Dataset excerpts

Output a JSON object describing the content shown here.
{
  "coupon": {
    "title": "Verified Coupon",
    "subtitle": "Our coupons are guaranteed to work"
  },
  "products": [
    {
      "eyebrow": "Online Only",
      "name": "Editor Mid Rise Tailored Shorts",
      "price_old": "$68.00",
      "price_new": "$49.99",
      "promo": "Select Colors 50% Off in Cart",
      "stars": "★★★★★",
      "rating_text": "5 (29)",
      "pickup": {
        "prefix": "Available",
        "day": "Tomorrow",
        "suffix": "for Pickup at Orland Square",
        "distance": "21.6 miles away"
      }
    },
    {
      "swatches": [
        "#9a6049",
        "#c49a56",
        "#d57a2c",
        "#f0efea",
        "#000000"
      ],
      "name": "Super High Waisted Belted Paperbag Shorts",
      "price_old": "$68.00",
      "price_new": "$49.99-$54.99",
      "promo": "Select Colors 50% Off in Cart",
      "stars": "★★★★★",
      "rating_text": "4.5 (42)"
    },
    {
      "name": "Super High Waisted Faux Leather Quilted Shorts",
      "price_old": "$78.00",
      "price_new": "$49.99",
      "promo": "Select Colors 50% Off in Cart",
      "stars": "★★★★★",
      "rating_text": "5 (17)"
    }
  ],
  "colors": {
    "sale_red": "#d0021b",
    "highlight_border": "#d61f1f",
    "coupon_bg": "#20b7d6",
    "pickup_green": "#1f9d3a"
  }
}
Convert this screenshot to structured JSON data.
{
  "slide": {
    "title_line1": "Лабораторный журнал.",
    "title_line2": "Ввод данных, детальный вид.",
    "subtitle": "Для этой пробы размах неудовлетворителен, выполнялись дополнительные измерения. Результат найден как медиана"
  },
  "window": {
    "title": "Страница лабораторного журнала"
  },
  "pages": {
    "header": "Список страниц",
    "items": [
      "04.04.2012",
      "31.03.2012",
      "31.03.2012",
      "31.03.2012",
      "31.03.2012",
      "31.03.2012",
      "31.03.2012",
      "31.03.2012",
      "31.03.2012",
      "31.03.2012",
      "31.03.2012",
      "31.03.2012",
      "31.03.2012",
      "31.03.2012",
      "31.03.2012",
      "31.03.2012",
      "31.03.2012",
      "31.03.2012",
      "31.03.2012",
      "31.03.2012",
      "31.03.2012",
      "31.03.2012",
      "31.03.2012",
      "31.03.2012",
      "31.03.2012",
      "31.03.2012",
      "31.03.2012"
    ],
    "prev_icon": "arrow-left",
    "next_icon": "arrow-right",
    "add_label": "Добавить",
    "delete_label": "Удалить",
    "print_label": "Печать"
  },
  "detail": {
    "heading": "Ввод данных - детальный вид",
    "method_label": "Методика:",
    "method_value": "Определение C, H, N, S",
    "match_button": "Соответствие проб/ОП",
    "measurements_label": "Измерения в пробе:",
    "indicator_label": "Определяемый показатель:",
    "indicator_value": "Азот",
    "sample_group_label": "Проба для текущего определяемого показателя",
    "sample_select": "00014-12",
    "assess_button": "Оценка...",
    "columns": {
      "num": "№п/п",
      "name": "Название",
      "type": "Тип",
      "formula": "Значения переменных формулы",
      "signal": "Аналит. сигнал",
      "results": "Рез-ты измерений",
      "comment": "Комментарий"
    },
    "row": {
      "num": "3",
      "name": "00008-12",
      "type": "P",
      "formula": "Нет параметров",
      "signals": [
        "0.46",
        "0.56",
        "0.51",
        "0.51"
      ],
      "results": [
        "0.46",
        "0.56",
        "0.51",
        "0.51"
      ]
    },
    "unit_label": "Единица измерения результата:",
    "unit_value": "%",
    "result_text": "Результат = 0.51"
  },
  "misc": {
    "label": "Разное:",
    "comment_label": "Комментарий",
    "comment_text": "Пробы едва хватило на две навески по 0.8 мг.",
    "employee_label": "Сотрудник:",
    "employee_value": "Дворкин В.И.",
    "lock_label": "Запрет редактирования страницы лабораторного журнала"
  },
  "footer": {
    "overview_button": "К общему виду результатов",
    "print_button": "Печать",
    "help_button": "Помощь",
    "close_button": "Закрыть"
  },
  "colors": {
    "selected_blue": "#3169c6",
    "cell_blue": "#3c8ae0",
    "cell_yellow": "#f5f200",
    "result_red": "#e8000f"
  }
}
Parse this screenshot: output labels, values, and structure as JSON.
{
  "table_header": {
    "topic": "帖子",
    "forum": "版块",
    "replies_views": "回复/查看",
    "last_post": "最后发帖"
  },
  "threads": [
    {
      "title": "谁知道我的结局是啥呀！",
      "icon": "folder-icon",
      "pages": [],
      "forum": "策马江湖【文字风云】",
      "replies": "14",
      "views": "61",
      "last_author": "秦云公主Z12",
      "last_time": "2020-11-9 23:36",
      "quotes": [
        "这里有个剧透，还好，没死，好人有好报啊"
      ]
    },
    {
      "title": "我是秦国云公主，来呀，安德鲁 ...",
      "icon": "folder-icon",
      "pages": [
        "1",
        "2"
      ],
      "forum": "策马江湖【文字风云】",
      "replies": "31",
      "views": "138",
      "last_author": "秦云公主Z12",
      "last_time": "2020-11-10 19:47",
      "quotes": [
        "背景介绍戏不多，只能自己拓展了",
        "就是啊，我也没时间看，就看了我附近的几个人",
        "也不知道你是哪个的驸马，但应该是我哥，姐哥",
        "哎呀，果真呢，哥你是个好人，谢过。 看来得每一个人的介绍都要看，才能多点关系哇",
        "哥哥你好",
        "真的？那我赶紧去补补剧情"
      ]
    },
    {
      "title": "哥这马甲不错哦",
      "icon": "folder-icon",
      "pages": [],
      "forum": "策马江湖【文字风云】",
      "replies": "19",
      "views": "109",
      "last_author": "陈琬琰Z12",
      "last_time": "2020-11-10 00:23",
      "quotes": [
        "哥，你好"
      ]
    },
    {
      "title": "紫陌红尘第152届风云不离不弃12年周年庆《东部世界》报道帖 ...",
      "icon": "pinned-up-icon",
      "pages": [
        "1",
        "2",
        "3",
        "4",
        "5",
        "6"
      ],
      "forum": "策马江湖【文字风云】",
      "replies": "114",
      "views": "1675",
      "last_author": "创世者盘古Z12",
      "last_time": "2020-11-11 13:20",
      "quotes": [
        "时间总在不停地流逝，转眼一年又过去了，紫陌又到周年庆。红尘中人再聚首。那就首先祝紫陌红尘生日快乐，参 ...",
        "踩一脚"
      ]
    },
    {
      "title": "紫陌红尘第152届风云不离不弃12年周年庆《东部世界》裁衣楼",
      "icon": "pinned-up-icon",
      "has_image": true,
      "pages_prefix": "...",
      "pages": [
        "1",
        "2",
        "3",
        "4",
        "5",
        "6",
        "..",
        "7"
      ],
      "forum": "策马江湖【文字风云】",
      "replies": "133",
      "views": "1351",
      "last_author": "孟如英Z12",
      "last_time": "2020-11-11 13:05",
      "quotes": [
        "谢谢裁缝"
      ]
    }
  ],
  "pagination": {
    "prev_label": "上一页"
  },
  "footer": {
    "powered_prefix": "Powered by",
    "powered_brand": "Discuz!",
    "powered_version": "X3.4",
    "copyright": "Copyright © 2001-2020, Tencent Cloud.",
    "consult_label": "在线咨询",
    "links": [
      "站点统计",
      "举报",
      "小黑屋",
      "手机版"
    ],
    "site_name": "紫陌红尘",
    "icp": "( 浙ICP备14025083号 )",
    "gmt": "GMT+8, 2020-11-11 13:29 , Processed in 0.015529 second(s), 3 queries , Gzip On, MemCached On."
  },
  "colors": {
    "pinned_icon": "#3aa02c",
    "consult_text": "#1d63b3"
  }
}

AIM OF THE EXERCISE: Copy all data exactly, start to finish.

REPLY TO THE EXERCISE:
Output a JSON object describing the content shown here.
{
  "coupon": {
    "title": "Verified Coupon",
    "subtitle": "Our coupons are guaranteed to work"
  },
  "products": [
    {
      "eyebrow": "Online Only",
      "name": "Editor Mid Rise Tailored Shorts",
      "price_old": "$68.00",
      "price_new": "$49.99",
      "promo": "Select Colors 50% Off in Cart",
      "stars": "★★★★★",
      "rating_text": "5 (29)",
      "pickup": {
        "prefix": "Available",
        "day": "Tomorrow",
        "suffix": "for Pickup at Orland Square",
        "distance": "21.6 miles away"
      }
    },
    {
      "swatches": [
        "#9a6049",
        "#c49a56",
        "#d57a2c",
        "#f0efea",
        "#000000"
      ],
      "name": "Super High Waisted Belted Paperbag Shorts",
      "price_old": "$68.00",
      "price_new": "$49.99-$54.99",
      "promo": "Select Colors 50% Off in Cart",
      "stars": "★★★★★",
      "rating_text": "4.5 (42)"
    },
    {
      "name": "Super High Waisted Faux Leather Quilted Shorts",
      "price_old": "$78.00",
      "price_new": "$49.99",
      "promo": "Select Colors 50% Off in Cart",
      "stars": "★★★★★",
      "rating_text": "5 (17)"
    }
  ],
  "colors": {
    "sale_red": "#d0021b",
    "highlight_border": "#d61f1f",
    "coupon_bg": "#20b7d6",
    "pickup_green": "#1f9d3a"
  }
}
Convert this screenshot to structured JSON data.
{
  "slide": {
    "title_line1": "Лабораторный журнал.",
    "title_line2": "Ввод данных, детальный вид.",
    "subtitle": "Для этой пробы размах неудовлетворителен, выполнялись дополнительные измерения. Результат найден как медиана"
  },
  "window": {
    "title": "Страница лабораторного журнала"
  },
  "pages": {
    "header": "Список страниц",
    "items": [
      "04.04.2012",
      "31.03.2012",
      "31.03.2012",
      "31.03.2012",
      "31.03.2012",
      "31.03.2012",
      "31.03.2012",
      "31.03.2012",
      "31.03.2012",
      "31.03.2012",
      "31.03.2012",
      "31.03.2012",
      "31.03.2012",
      "31.03.2012",
      "31.03.2012",
      "31.03.2012",
      "31.03.2012",
      "31.03.2012",
      "31.03.2012",
      "31.03.2012",
      "31.03.2012",
      "31.03.2012",
      "31.03.2012",
      "31.03.2012",
      "31.03.2012",
      "31.03.2012",
      "31.03.2012"
    ],
    "prev_icon": "arrow-left",
    "next_icon": "arrow-right",
    "add_label": "Добавить",
    "delete_label": "Удалить",
    "print_label": "Печать"
  },
  "detail": {
    "heading": "Ввод данных - детальный вид",
    "method_label": "Методика:",
    "method_value": "Определение C, H, N, S",
    "match_button": "Соответствие проб/ОП",
    "measurements_label": "Измерения в пробе:",
    "indicator_label": "Определяемый показатель:",
    "indicator_value": "Азот",
    "sample_group_label": "Проба для текущего определяемого показателя",
    "sample_select": "00014-12",
    "assess_button": "Оценка...",
    "columns": {
      "num": "№п/п",
      "name": "Название",
      "type": "Тип",
      "formula": "Значения переменных формулы",
      "signal": "Аналит. сигнал",
      "results": "Рез-ты измерений",
      "comment": "Комментарий"
    },
    "row": {
      "num": "3",
      "name": "00008-12",
      "type": "P",
      "formula": "Нет параметров",
      "signals": [
        "0.46",
        "0.56",
        "0.51",
        "0.51"
      ],
      "results": [
        "0.46",
        "0.56",
        "0.51",
        "0.51"
      ]
    },
    "unit_label": "Единица измерения результата:",
    "unit_value": "%",
    "result_text": "Результат = 0.51"
  },
  "misc": {
    "label": "Разное:",
    "comment_label": "Комментарий",
    "comment_text": "Пробы едва хватило на две навески по 0.8 мг.",
    "employee_label": "Сотрудник:",
    "employee_value": "Дворкин В.И.",
    "lock_label": "Запрет редактирования страницы лабораторного журнала"
  },
  "footer": {
    "overview_button": "К общему виду результатов",
    "print_button": "Печать",
    "help_button": "Помощь",
    "close_button": "Закрыть"
  },
  "colors": {
    "selected_blue": "#3169c6",
    "cell_blue": "#3c8ae0",
    "cell_yellow": "#f5f200",
    "result_red": "#e8000f"
  }
}
Parse this screenshot: output labels, values, and structure as JSON.
{
  "table_header": {
    "topic": "帖子",
    "forum": "版块",
    "replies_views": "回复/查看",
    "last_post": "最后发帖"
  },
  "threads": [
    {
      "title": "谁知道我的结局是啥呀！",
      "icon": "folder-icon",
      "pages": [],
      "forum": "策马江湖【文字风云】",
      "replies": "14",
      "views": "61",
      "last_author": "秦云公主Z12",
      "last_time": "2020-11-9 23:36",
      "quotes": [
        "这里有个剧透，还好，没死，好人有好报啊"
      ]
    },
    {
      "title": "我是秦国云公主，来呀，安德鲁 ...",
      "icon": "folder-icon",
      "pages": [
        "1",
        "2"
      ],
      "forum": "策马江湖【文字风云】",
      "replies": "31",
      "views": "138",
      "last_author": "秦云公主Z12",
      "last_time": "2020-11-10 19:47",
      "quotes": [
        "背景介绍戏不多，只能自己拓展了",
        "就是啊，我也没时间看，就看了我附近的几个人",
        "也不知道你是哪个的驸马，但应该是我哥，姐哥",
        "哎呀，果真呢，哥你是个好人，谢过。 看来得每一个人的介绍都要看，才能多点关系哇",
        "哥哥你好",
        "真的？那我赶紧去补补剧情"
      ]
    },
    {
      "title": "哥这马甲不错哦",
      "icon": "folder-icon",
      "pages": [],
      "forum": "策马江湖【文字风云】",
      "replies": "19",
      "views": "109",
      "last_author": "陈琬琰Z12",
      "last_time": "2020-11-10 00:23",
      "quotes": [
        "哥，你好"
      ]
    },
    {
      "title": "紫陌红尘第152届风云不离不弃12年周年庆《东部世界》报道帖 ...",
      "icon": "pinned-up-icon",
      "pages": [
        "1",
        "2",
        "3",
        "4",
        "5",
        "6"
      ],
      "forum": "策马江湖【文字风云】",
      "replies": "114",
      "views": "1675",
      "last_author": "创世者盘古Z12",
      "last_time": "2020-11-11 13:20",
      "quotes": [
        "时间总在不停地流逝，转眼一年又过去了，紫陌又到周年庆。红尘中人再聚首。那就首先祝紫陌红尘生日快乐，参 ...",
        "踩一脚"
      ]
    },
    {
      "title": "紫陌红尘第152届风云不离不弃12年周年庆《东部世界》裁衣楼",
      "icon": "pinned-up-icon",
      "has_image": true,
      "pages_prefix": "...",
      "pages": [
        "1",
        "2",
        "3",
        "4",
        "5",
        "6",
        "..",
        "7"
      ],
      "forum": "策马江湖【文字风云】",
      "replies": "133",
      "views": "1351",
      "last_author": "孟如英Z12",
      "last_time": "2020-11-11 13:05",
      "quotes": [
        "谢谢裁缝"
      ]
    }
  ],
  "pagination": {
    "prev_label": "上一页"
  },
  "footer": {
    "powered_prefix": "Powered by",
    "powered_brand": "Discuz!",
    "powered_version": "X3.4",
    "copyright": "Copyright © 2001-2020, Tencent Cloud.",
    "consult_label": "在线咨询",
    "links": [
      "站点统计",
      "举报",
      "小黑屋",
      "手机版"
    ],
    "site_name": "紫陌红尘",
    "icp": "( 浙ICP备14025083号 )",
    "gmt": "GMT+8, 2020-11-11 13:29 , Processed in 0.015529 second(s), 3 queries , Gzip On, MemCached On."
  },
  "colors": {
    "pinned_icon": "#3aa02c",
    "consult_text": "#1d63b3"
  }
}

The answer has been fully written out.